Task material:
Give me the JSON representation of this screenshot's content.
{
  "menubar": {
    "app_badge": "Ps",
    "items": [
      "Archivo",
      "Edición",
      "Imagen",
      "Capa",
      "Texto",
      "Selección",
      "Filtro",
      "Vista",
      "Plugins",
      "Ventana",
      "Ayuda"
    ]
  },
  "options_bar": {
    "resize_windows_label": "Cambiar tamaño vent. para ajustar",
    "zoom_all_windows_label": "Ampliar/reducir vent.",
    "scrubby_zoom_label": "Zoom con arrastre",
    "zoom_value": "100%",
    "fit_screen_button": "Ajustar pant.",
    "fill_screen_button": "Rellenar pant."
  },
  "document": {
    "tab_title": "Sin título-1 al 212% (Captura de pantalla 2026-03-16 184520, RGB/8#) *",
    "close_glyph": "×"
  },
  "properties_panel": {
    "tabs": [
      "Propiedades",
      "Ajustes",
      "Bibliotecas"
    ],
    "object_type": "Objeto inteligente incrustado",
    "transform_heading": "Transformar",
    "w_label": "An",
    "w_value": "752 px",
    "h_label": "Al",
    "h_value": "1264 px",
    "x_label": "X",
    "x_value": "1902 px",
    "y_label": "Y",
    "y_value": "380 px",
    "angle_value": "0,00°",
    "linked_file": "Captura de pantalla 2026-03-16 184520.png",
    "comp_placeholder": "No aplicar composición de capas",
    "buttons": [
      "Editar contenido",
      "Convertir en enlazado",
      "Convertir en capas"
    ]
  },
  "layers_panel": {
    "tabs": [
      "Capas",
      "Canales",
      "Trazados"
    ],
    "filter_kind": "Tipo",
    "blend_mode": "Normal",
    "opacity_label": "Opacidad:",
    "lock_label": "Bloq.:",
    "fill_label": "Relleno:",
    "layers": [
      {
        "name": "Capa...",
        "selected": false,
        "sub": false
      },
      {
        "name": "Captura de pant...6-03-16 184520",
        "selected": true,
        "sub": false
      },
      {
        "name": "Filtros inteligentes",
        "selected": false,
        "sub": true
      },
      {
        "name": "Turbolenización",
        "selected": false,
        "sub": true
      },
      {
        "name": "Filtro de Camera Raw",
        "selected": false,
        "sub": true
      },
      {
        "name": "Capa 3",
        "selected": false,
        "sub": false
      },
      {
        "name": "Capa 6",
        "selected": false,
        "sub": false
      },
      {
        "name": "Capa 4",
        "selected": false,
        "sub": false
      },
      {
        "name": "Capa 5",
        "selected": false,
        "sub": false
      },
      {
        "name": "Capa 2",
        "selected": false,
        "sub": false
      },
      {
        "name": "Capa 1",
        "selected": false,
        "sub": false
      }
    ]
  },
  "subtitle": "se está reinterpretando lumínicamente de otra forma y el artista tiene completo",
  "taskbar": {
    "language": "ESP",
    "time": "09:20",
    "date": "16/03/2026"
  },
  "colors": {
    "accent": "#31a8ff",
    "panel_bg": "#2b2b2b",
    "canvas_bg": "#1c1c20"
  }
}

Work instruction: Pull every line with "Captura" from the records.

Output of the exercise:
    "tab_title": "Sin título-1 al 212% (Captura de pantalla 2026-03-16 184520, RGB/8#) *",
    "linked_file": "Captura de pantalla 2026-03-16 184520.png",
        "name": "Captura de pant...6-03-16 184520",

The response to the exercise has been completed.